The recall includes Ikea children’s chests and dressers taller than 23.5 inches and adult chests and dressers taller than 29.5 inches that do not meet the performance requirements of the U.S. voluntary industry standard.
Six children aged three years old or younger were crushed to death by Ikea furniture and 36 others were injured, according to the CPSC. Ikea says the furniture is meant to be secured to a wall and that it is safe when properly installed, according to the New York Times. Customers can contact Ikea for a refund or free anchoring kit.
Ikea has long tagged much of its furniture with warnings to consumers that items must be secured to walls to guarantee safety, but that approach may have reached its limit.
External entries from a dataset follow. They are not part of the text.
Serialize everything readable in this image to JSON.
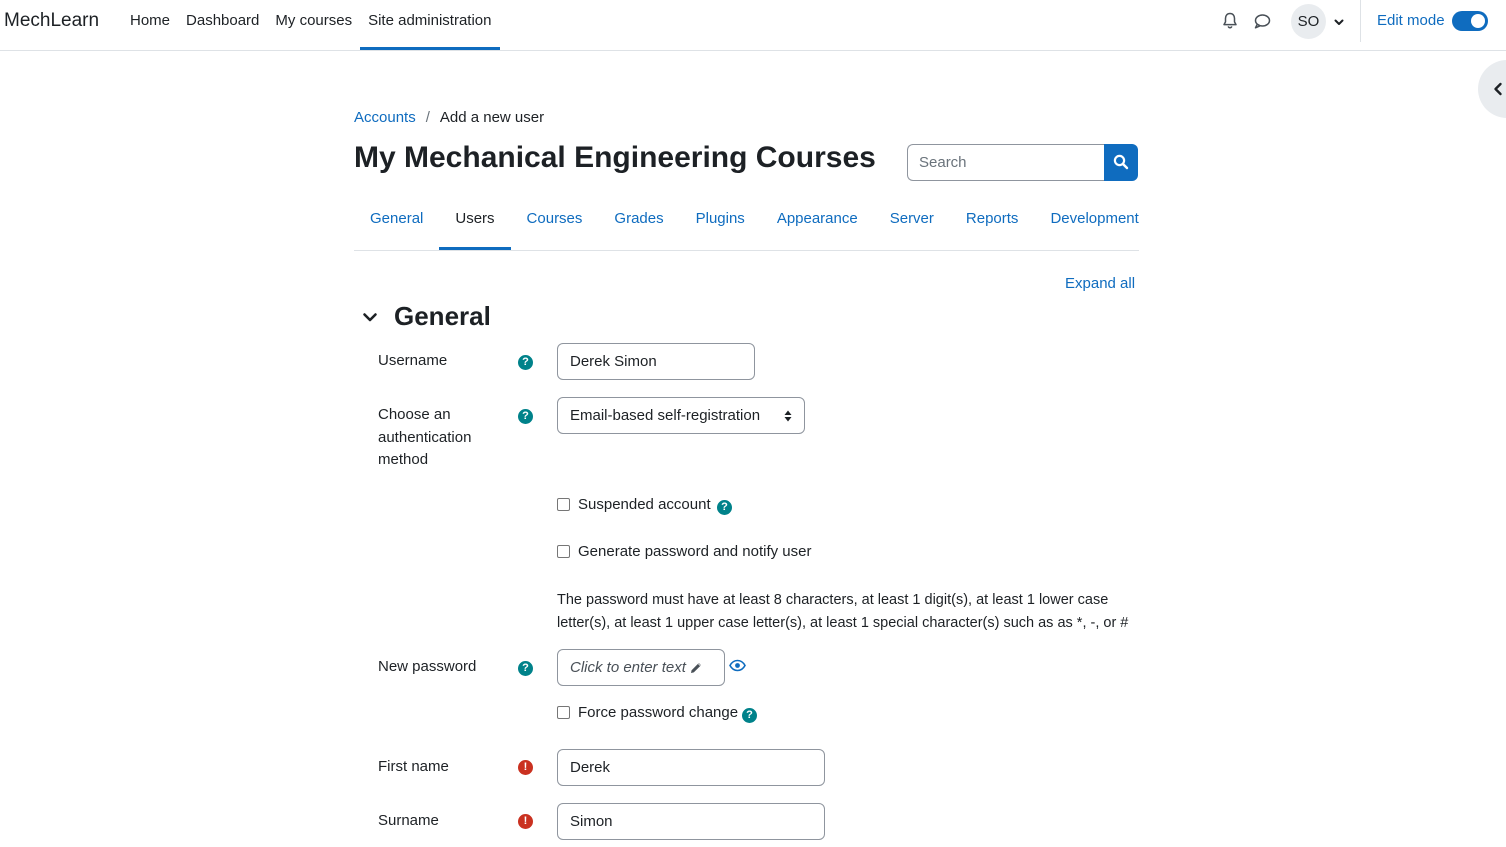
{
  "navbar": {
    "brand": "MechLearn",
    "links": [
      {
        "label": "Home",
        "active": false
      },
      {
        "label": "Dashboard",
        "active": false
      },
      {
        "label": "My courses",
        "active": false
      },
      {
        "label": "Site administration",
        "active": true
      }
    ],
    "user_initials": "SO",
    "edit_mode_label": "Edit mode",
    "edit_mode_on": true
  },
  "breadcrumb": {
    "parent": "Accounts",
    "separator": "/",
    "current": "Add a new user"
  },
  "page_title": "My Mechanical Engineering Courses",
  "search": {
    "placeholder": "Search"
  },
  "tabs": [
    {
      "label": "General",
      "active": false
    },
    {
      "label": "Users",
      "active": true
    },
    {
      "label": "Courses",
      "active": false
    },
    {
      "label": "Grades",
      "active": false
    },
    {
      "label": "Plugins",
      "active": false
    },
    {
      "label": "Appearance",
      "active": false
    },
    {
      "label": "Server",
      "active": false
    },
    {
      "label": "Reports",
      "active": false
    },
    {
      "label": "Development",
      "active": false
    }
  ],
  "expand_all": "Expand all",
  "section": {
    "title": "General"
  },
  "form": {
    "username": {
      "label": "Username",
      "value": "Derek Simon"
    },
    "auth_method": {
      "label": "Choose an authentication method",
      "value": "Email-based self-registration"
    },
    "suspended": {
      "label": "Suspended account",
      "checked": false
    },
    "generate_password": {
      "label": "Generate password and notify user",
      "checked": false
    },
    "password_policy": "The password must have at least 8 characters, at least 1 digit(s), at least 1 lower case letter(s), at least 1 upper case letter(s), at least 1 special character(s) such as as *, -, or #",
    "new_password": {
      "label": "New password",
      "placeholder": "Click to enter text"
    },
    "force_change": {
      "label": "Force password change",
      "checked": false
    },
    "first_name": {
      "label": "First name",
      "value": "Derek"
    },
    "surname": {
      "label": "Surname",
      "value": "Simon"
    }
  },
  "colors": {
    "accent": "#0f6cbf",
    "help_icon": "#00828a",
    "required_icon": "#ca3120",
    "text": "#1d2125"
  },
  "icons": {
    "notifications": "bell-icon",
    "messages": "chat-bubble-icon",
    "search": "search-icon",
    "help": "question-circle-icon",
    "required": "exclamation-circle-icon",
    "edit": "pencil-icon",
    "reveal_password": "eye-icon",
    "section_toggle": "chevron-down-icon",
    "drawer": "chevron-left-icon"
  }
}
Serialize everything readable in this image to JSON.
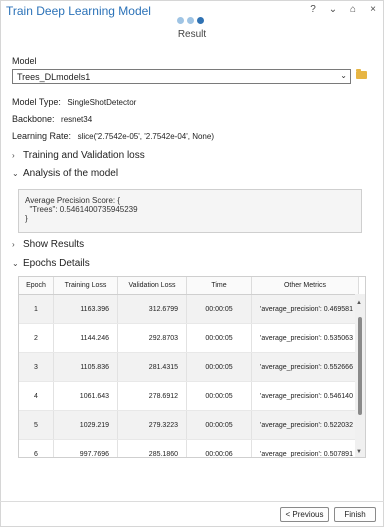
{
  "header": {
    "title": "Train Deep Learning Model",
    "icons": {
      "help": "?",
      "dropdown": "⌄",
      "dock": "⌂",
      "close": "×"
    },
    "step_label": "Result"
  },
  "model": {
    "label": "Model",
    "value": "Trees_DLmodels1"
  },
  "info": {
    "model_type_label": "Model Type:",
    "model_type_value": "SingleShotDetector",
    "backbone_label": "Backbone:",
    "backbone_value": "resnet34",
    "learning_rate_label": "Learning Rate:",
    "learning_rate_value": "slice('2.7542e-05', '2.7542e-04', None)"
  },
  "sections": {
    "training_validation": "Training and Validation loss",
    "analysis": "Analysis of the model",
    "show_results": "Show Results",
    "epochs_details": "Epochs Details"
  },
  "analysis": {
    "line1": "Average Precision Score: {",
    "line2": "  \"Trees\": 0.5461400735945239",
    "line3": "}"
  },
  "table": {
    "headers": [
      "Epoch",
      "Training Loss",
      "Validation Loss",
      "Time",
      "Other Metrics"
    ],
    "rows": [
      [
        "1",
        "1163.396",
        "312.6799",
        "00:00:05",
        "'average_precision': 0.469581"
      ],
      [
        "2",
        "1144.246",
        "292.8703",
        "00:00:05",
        "'average_precision': 0.535063"
      ],
      [
        "3",
        "1105.836",
        "281.4315",
        "00:00:05",
        "'average_precision': 0.552666"
      ],
      [
        "4",
        "1061.643",
        "278.6912",
        "00:00:05",
        "'average_precision': 0.546140"
      ],
      [
        "5",
        "1029.219",
        "279.3223",
        "00:00:05",
        "'average_precision': 0.522032"
      ],
      [
        "6",
        "997.7696",
        "285.1860",
        "00:00:06",
        "'average_precision': 0.507891"
      ]
    ]
  },
  "buttons": {
    "previous": "< Previous",
    "finish": "Finish"
  },
  "colors": {
    "accent": "#2f72b3",
    "accent_light": "#9fc4e4"
  }
}
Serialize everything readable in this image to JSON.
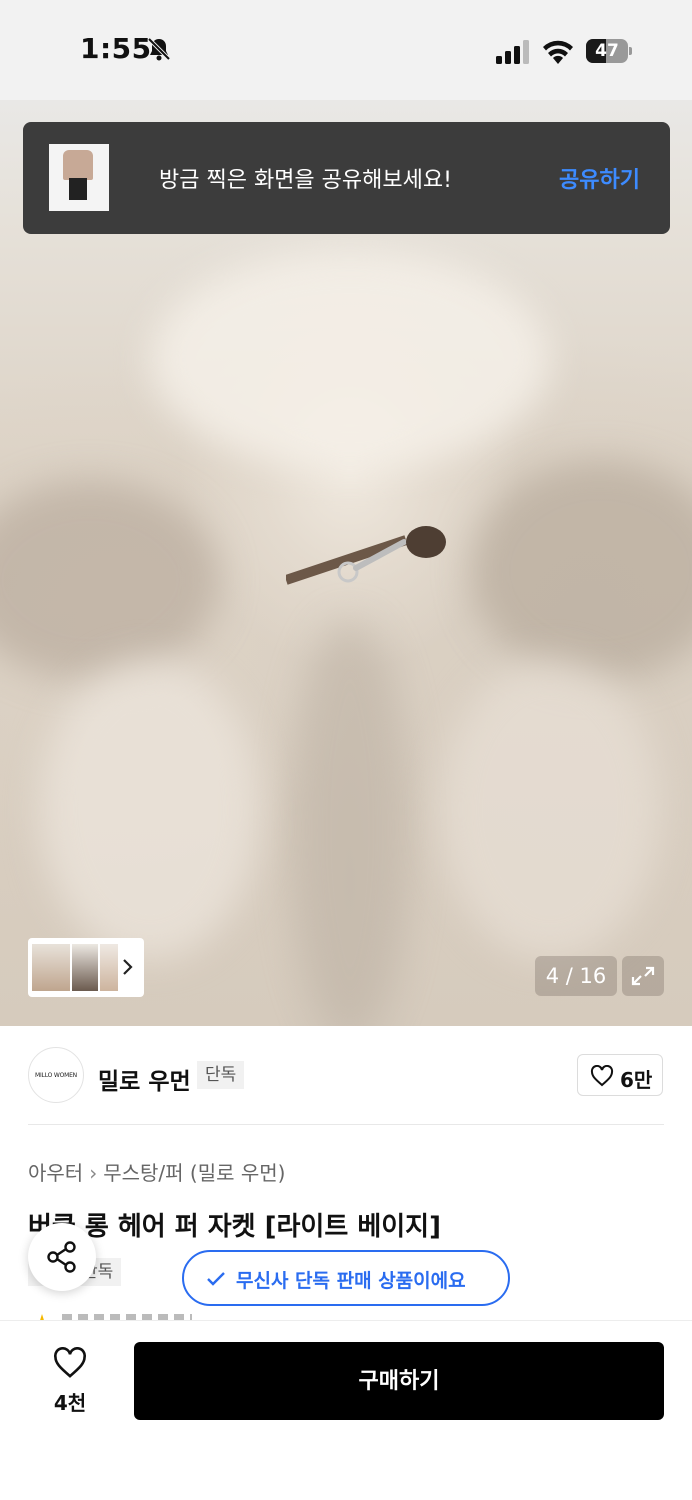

The dressers affected by Tuesday's recall have been under criticism for a while, and in fact were the subject of a less stringent recall last year that called for “repairs” and also recommended anchoring kits.
Ikea has previously said that its dressers are designed to meet European safety standards, not American guidelines, according to the Philadelphia Inquirer. The CPSC is now stepping up its scrutiny of the retailer and is contemplating higher safety standards.
“Consumers, especially parents with young children, need stable furniture in their homes,” CPSC chairman Elliot F. Kaye said in a statement. “I have seen first-hand that innovative furniture designs with enhanced stability are functional, attractive, and possible. Now is the time to embrace new, more stable designs and make these tragic tip-over fatalities a thing of the past. I am calling on the furniture industry to accelerate bringing safer designs to market. I know we can have a thriving furniture industry and safer children at the same time.”
Ikea also faces a series of lawsuits. “There is no reason for Ikea furniture to be so unstable and prone to tip over that it threatens the very lives of small children who have these dressers in their bedrooms," said attorney Alan Friedman, whose firm Feldman Shepherd represents the families of three boys killed when Ikea Malm dressers tipped over. "Ikea knows how to design and build safer products, and it’s time for this company to get its act together.”